Another roadblock was the shipping. Amazon typically forces its sellers to ship their products using USPS. Unfortunately, the Postal Service has outright banned the shipping of testing kits due to the chemicals they contain. Any seller on Amazon shipping through them is explicitly breaking the law and putting the safety and privacy of their buyer in danger.
While testing kits are not specifically called out in anti-drug legislation as illegal items, strict enforcement by state governments has rendered them, and many harm reduction initiatives, as unlawful drug activity. Retailers that operate across multiple borders, such as Amazon, have policies in place that prevent suppliers from selling goods in one state that might be illegal in another.
Up until now, it wasn’t enforcing those policies, and if a seller broke the law selling kits in a state where they were banned, Amazon would be liable for facilitating the transaction.
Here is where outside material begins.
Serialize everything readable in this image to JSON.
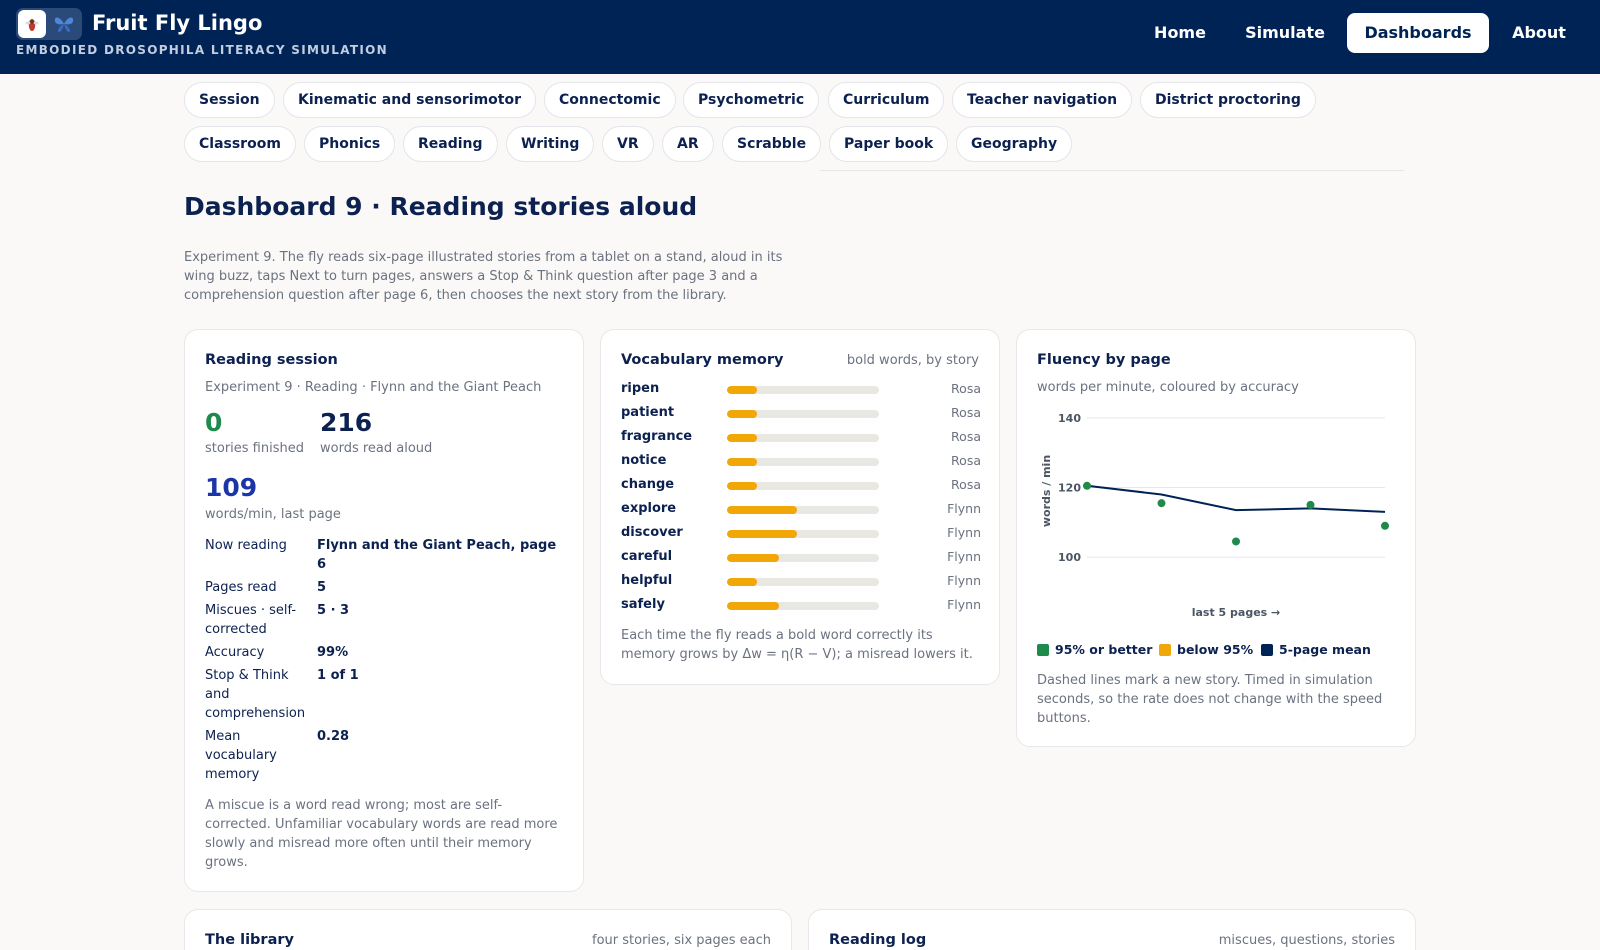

Naturally, Amazon doesn’t want this to happen. Few online retailers would.
Luckily, however, taking testing kits off Amazon may have turned into more of a blessing than a curse.
It’s surprising to no one at this point that Amazon is collecting and selling your data. Whether it’s for targeted advertising or something more sinister, anything you buy, sell, or look at on Amazon gets stored, sorted, and sold to the highest bidder. We all like to believe that we enjoy relative anonymity online, but the truth is that the government is one of the biggest consumers of that data, either through requests for information or subpoenas.
While one hopes this is largely to track the real bad guys, the line between innocent and criminal can change with the stroke of a pen. If the government ever comes knocking and asks for a list of every person who bought a testing kit, Amazon would be relatively powerless to protest. Technically, they could try to stand up to them in court; but what are the chances of a company like Amazon putting their reputation on the line for the privacy kit sellers whose product that was banned from their site in the first place?
When you buy a testing kit from Amazon, you put yourself in a precarious place: you entrust them with your personal information and in return, they give you an illusion of privacy that breaks apart the second push comes to shove.
So what’s the safest place to buy kits now that major retailers are pulling out?
It was then, and it still is now: DanceSafe. One of the original harm reduction groups in America, DanceSafe is a fixture of the growing movement. Born out of the San Fransisco rave scene in the late ’90s, the organization has been a mainstay at festivals both large and small, providing educational tools and on-site drug testing to ravers from coast to coast.
More relevantly, they are a trustworthy site for buying regulated and licensed testing kits. Operating as a non-profit led by a board of directors stacked with industry veterans and drug policy educators, they are more interested in protecting your privacy and safety first and foremost.
In the end, while it was a loss for testing kit availability, Amazon’s ban was a win for safety.
Despite being taken down from one of the biggest retailers in the world, the fate of testing kits is actually looking up. Removed from an environment where they were never fully supported, with a delivery method that was actively illegal, it looks like one of the last ways to buy them is also the safest.
Is it the start of a new war on harm reduction? Thankfully, no. It’s just the next chapter in an ongoing battle.
Editor’s Note: Drug Testing Kits are still available in other countries on Amazon like Canada. This post is referring to Amazon.com which is based out of the United States.